I was enjoying a reunion weekend with a friend from college when we met up to compete in a beach volleyball tournament. Following our games, like stereotypical millennials, we decided to refuel at a nearby smoothie bar.
We perused the menu, discussing whether or not we thought wheatgrass or other trendy health shots had actual nutritional benefits. And that’s when I saw it: a new green drink infused with liquid chlorophyll. Now this particular ingredient caught my eye, because I’m an aquatic biologist by training. Chlorophyll is probably one of my top-ten-most-used-vocabulary-terms, but I typically wasn’t reading it on my weekends.
You probably remember learning about chlorophyll in middle school. In short, it’s a green pigment found in most plants that absorbs sunlight to convert it into energy via photosynthesis. Water quality researchers utilize chlorophyll-a concentration as a proxy for algae in water resources. High levels of chlorophyll mean unbalanced algal growth, and sometimes even toxin-producing harmful algal blooms, which threaten public health. In 2014, a toxic bloom of blue-green algae even shut down a drinking water facility in Toledo, OH, leaving the community without safe water for weeks.
While chlorophyll content is mostly associated with algal species that are not harmful to human health, in my mind, any drink with extra chlorophyll was the opposite of what I wanted to consume. So it got me curious, what is in this liquid chlorophyll additive? and what are its supposed health effects? I had already read stories about the dangers of spirulina —another health extract from blue-green algae—but the chlorophyll was new to me and had apparently already gained popularity through TikTok. Similar to overstated skin care routines and meal replacements, chlorophyll was not the first, nor the last, not-so-scientifically-accurate health trend to spread on such platforms.
The active ingredient in most liquid chlorophyll is copper chlorophyllin, a liquid extract of chlorophyll from the white mulberry (Moras alba) leaf. Other ingredients vary from brand to brand, but always include some form of glycerin preservative and purified water. Advertised health benefits claim to clear up skin, fight fatigue, reduce body odors, and improve overall wellness.

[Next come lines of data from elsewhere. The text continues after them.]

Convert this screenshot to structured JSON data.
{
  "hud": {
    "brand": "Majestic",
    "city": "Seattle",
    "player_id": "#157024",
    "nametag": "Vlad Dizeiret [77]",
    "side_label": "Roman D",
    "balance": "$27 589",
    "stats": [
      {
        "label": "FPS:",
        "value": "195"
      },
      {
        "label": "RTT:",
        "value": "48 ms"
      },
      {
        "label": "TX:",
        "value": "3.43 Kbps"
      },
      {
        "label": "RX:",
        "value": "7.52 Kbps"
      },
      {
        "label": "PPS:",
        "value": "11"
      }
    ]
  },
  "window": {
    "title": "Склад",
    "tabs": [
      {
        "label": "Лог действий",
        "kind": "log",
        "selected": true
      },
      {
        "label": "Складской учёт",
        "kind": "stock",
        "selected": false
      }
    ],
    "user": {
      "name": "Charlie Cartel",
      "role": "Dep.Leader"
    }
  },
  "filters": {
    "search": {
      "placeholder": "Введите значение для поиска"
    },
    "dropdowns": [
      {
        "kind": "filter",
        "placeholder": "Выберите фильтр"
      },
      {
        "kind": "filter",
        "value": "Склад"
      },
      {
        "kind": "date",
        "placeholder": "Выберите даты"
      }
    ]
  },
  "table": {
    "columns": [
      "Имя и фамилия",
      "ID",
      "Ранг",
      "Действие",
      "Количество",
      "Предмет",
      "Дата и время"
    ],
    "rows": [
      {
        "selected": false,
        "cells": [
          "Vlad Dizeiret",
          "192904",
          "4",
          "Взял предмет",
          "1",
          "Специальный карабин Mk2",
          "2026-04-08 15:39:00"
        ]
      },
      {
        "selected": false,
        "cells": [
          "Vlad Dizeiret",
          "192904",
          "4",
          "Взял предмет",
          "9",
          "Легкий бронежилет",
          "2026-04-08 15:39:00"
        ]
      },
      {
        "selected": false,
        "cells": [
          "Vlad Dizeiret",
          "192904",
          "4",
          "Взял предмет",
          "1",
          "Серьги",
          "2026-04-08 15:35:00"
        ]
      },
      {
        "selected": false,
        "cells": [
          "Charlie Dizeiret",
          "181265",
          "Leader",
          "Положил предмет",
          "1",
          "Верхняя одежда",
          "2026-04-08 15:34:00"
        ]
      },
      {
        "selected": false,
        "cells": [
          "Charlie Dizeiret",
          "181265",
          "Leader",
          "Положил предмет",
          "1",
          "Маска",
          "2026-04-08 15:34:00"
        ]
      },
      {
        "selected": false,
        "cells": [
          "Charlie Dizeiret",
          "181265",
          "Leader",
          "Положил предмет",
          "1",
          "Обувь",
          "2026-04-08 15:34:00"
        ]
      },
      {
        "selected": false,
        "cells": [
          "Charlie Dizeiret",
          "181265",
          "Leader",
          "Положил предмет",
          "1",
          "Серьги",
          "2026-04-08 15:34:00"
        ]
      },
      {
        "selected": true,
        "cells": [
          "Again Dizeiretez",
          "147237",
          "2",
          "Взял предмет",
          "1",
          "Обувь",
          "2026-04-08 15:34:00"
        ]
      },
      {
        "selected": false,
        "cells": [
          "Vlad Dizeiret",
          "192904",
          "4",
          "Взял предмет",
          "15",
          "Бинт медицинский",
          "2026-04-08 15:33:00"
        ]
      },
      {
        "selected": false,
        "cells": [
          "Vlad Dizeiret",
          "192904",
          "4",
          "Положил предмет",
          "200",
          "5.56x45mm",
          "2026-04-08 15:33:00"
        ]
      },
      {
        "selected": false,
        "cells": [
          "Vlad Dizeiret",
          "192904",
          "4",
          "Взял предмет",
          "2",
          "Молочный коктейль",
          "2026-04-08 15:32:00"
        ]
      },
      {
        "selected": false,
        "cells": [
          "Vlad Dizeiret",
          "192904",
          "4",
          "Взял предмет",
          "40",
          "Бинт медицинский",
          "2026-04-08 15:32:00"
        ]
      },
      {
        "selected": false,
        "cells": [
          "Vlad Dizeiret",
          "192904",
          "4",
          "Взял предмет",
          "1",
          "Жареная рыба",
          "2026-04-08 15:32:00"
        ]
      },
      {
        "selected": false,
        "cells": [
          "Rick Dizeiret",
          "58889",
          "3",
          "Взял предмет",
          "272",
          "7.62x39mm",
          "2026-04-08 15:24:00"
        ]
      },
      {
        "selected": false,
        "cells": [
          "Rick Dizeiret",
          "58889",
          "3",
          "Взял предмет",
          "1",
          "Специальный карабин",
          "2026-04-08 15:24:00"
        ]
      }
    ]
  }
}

I spoke with UNC PhD candidate Emily Seiger, who studies global nutrition in the Gillings School of Global Public Health. I wanted to hear from a nutritional expert on the likelihood that boosting one’s chlorophyll consumption could actually have so many health benefits. “All nutritional supplements, even common vitamins, are not regulated by the FDA, so it [liquid chlorophyll] has likely not been scientifically assessed adequately.” She assured me that there is no reason for alarm, as there are plenty of foods we eat, including dark leafy greens, that are jammed packed with chlorophyll. However, the health benefits from liquid chlorophyll are unlikely to rival those of kale. “Micronutrients such as vitamins, fiber, iron, or minerals in our food don’t act alone in terms of improving health outcomes. Often, several are needed to work together to be absorbed in the body. Chlorophyll alone, like with most compounds we consume, is unlikely to be a cure-all.”
With some deeper digging, I found that green dietary supplements from the Moras alba leaf have been sold in pill form for much longer than liquid chlorophyll. While the ingredients differ, the liquid chlorophyll fad is a clear rebranding of Moras alba products to track current health ploys. Purchasing these supplements is likely a waste of money, and has about the same value as adding green dye to your beverage. While chlorophyll water is not threatening anyone’s immediate health, it’s unlikely to unlock the door to immortality.
Next week, another green, mystery liquid may materialize in my sphere, but I will hold out hope it will be on my social media timeline and not in my local drinking water supply!
Peer edited by: Nicole Gadda